  • Department of Internal Medicine, Hospice and Palliative Medicine Fellowship
  • Project Title: Palliative Care Training in Low-Income Countries
  • Location: Eldoret, Kenya
  • Project description: Dr. Puckett, a hospice and palliative medicine fellow, will travel to Eldoret, Kenya for a training program with an in-country NGO dedicated to providing palliative care in Kenya. While there, she will shadow the local clinical team in the palliative care unit, in-patient hospice, and through home visits in the community, to understand their daily challenges and explore options for improvement. Through this program, she will learn more about the challenges of initiating and delivering palliative care in an under-resourced setting and gain an understanding of how local cultures and customs influence how patients and their families view suffering and end-of-life experiences.

Matthew (Austin) Thomas

  • College of Medicine
  • Project Title: Creation of an Atrial Fibrillation Screening, Diagnostic, and Management Protocol in a Rural Ugandan Hospital
  • Location: Masindi, Uganda
  • Project description: Thomas will travel to Masindi to help improve the diagnosis of atrial fibrillation (A-fib), a cardiac condition that results in an irregular heart rhythm. His project will include development of educational content in electrocardiogram rhythm interpretation to accurately diagnose A-fib while supporting staff at the Masindi Kitara Hospital.

Earlier this fall, applicants were required to submit a cover page, project proposal, personal essay, program budget, three letters of support and their resume. Awardees must use the funds within the next 12 months.

In addition to the funds provided to support their travels, students and trainee grant recipients also have access to free resources from the University’s travel, health and security assistance provider, International SOS, as do all individuals traveling abroad while representing MUSC. The company offers 24/7 access to medical and travel assistance, emotional and mental health support and security advice while abroad. Students and trainees are required to comply with the MUSC international travel policy, including requesting review and approval via the University’s travel registry.

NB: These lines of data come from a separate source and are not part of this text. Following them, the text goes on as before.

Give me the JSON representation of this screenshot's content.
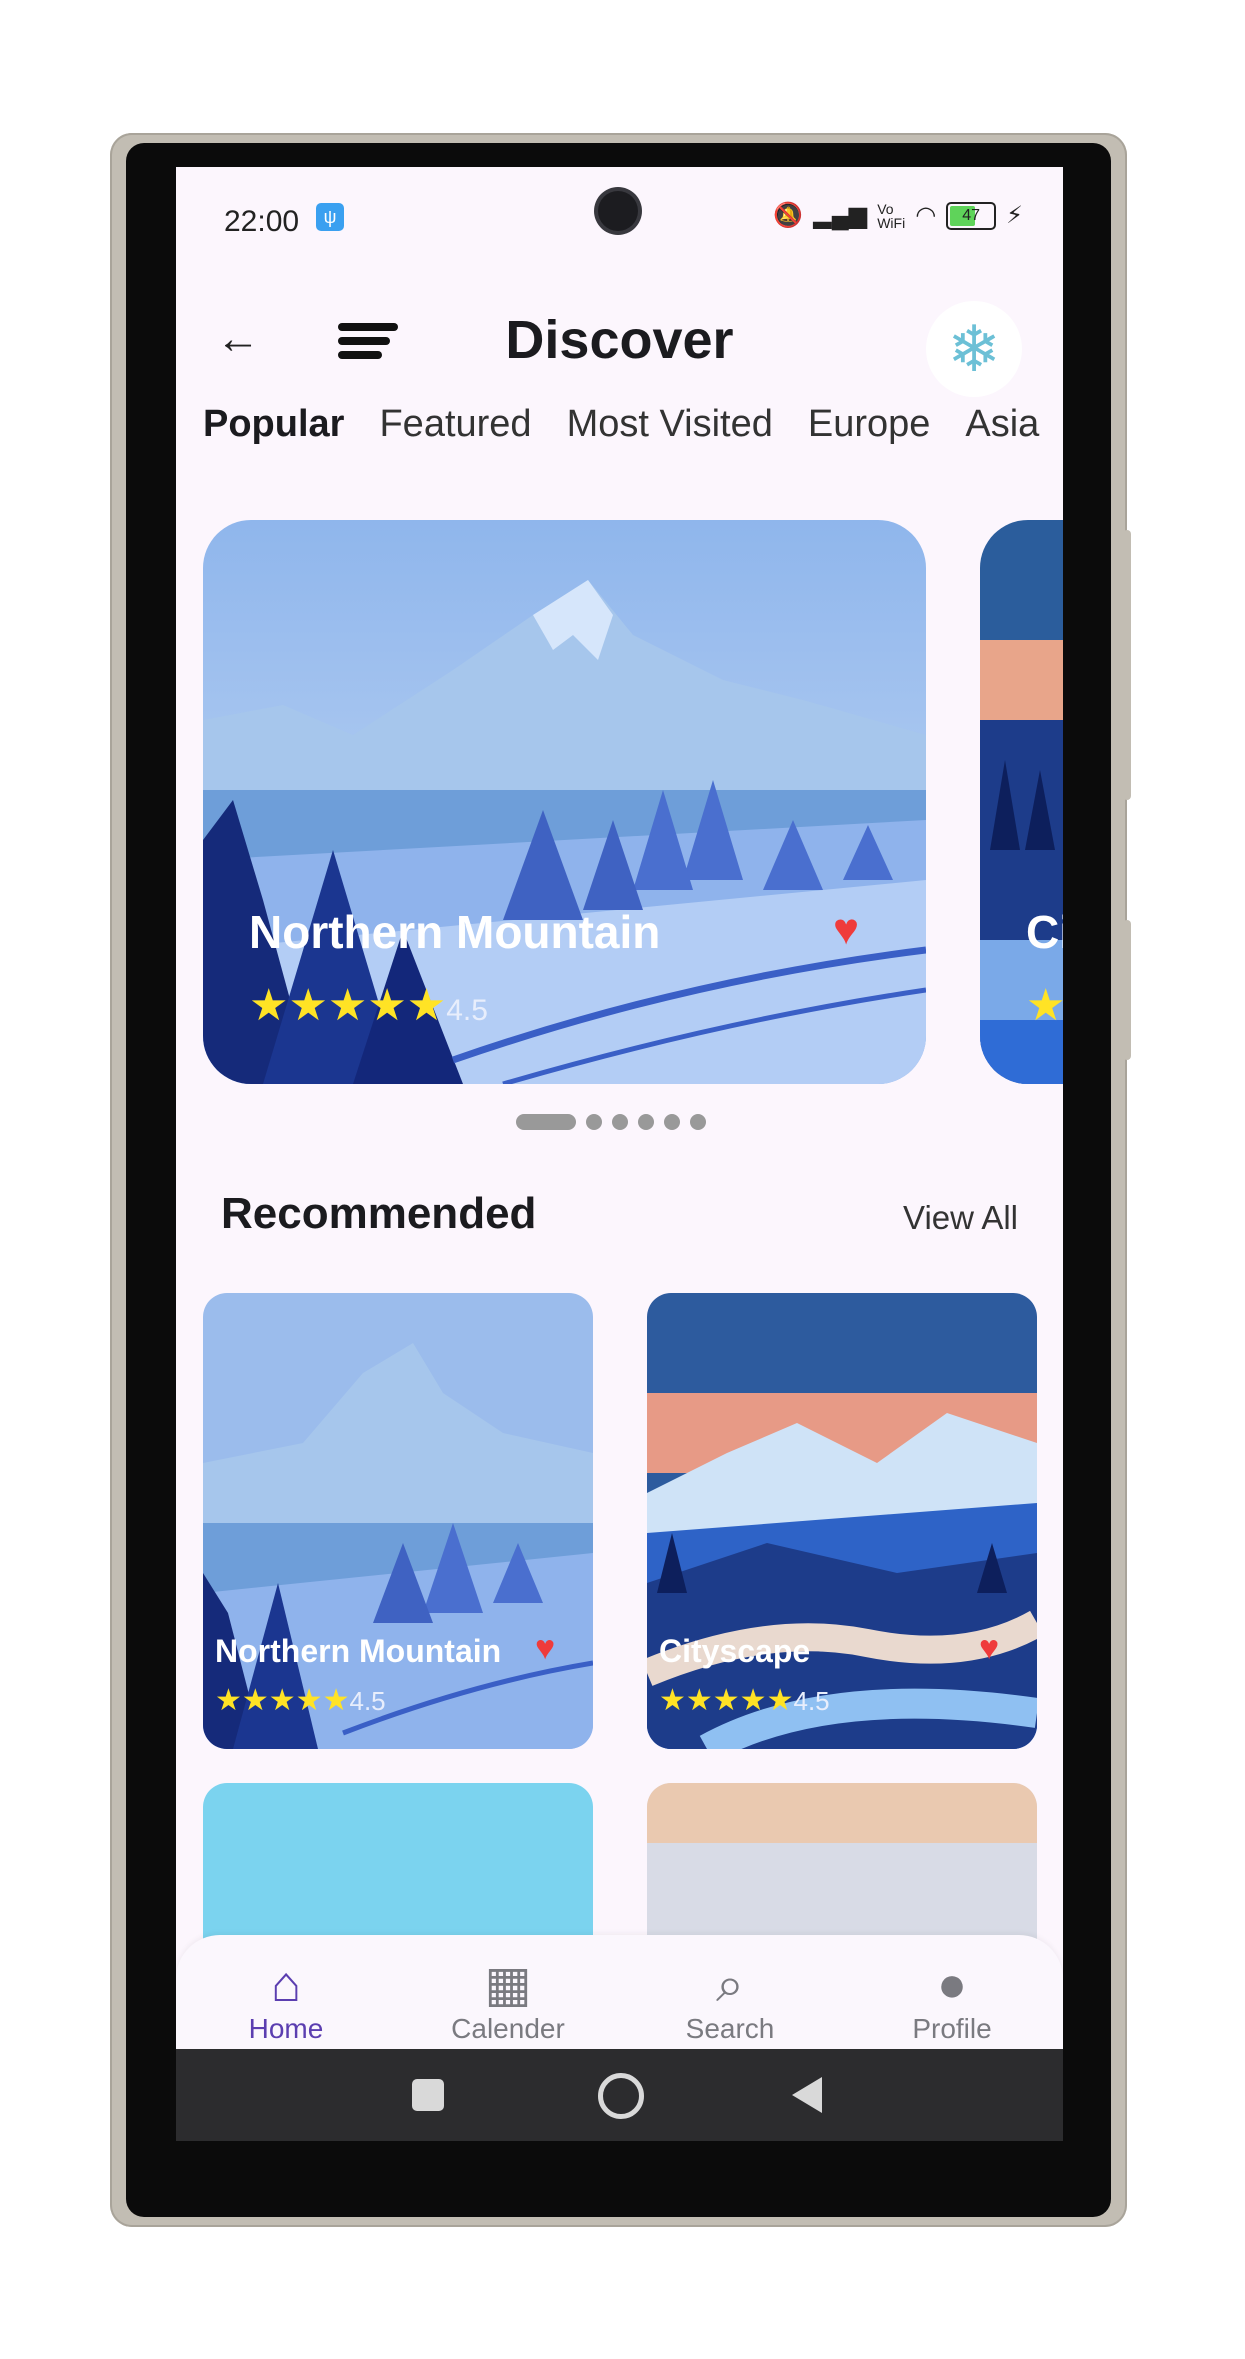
{
  "status_bar": {
    "time": "22:00",
    "battery": "47"
  },
  "header": {
    "title": "Discover"
  },
  "tabs": [
    "Popular",
    "Featured",
    "Most Visited",
    "Europe",
    "Asia"
  ],
  "carousel": {
    "main": {
      "title": "Northern Mountain",
      "stars": "★★★★★",
      "rating": "4.5"
    },
    "peek": {
      "title": "Ci",
      "stars": "★"
    }
  },
  "recommended": {
    "title": "Recommended",
    "view_all": "View All",
    "cards": [
      {
        "title": "Northern Mountain",
        "stars": "★★★★★",
        "rating": "4.5"
      },
      {
        "title": "Cityscape",
        "stars": "★★★★★",
        "rating": "4.5"
      }
    ]
  },
  "bottom_nav": [
    {
      "label": "Home",
      "icon": "home-icon"
    },
    {
      "label": "Calender",
      "icon": "calendar-icon"
    },
    {
      "label": "Search",
      "icon": "search-icon"
    },
    {
      "label": "Profile",
      "icon": "profile-icon"
    }
  ],
  "colors": {
    "accent": "#5b3eb0",
    "heart": "#ef3b3b",
    "star": "#ffe325",
    "background": "#fcf6fd"
  }
}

The Center for Global Health will open its spring application cycle for student and trainee travel grants on Friday, Dec. 1, 2023. The deadline to apply for the spring cycle is Wednesday, Jan. 31, 2024, at 5 p.m. EST. For more information, including submission requirements, please click here.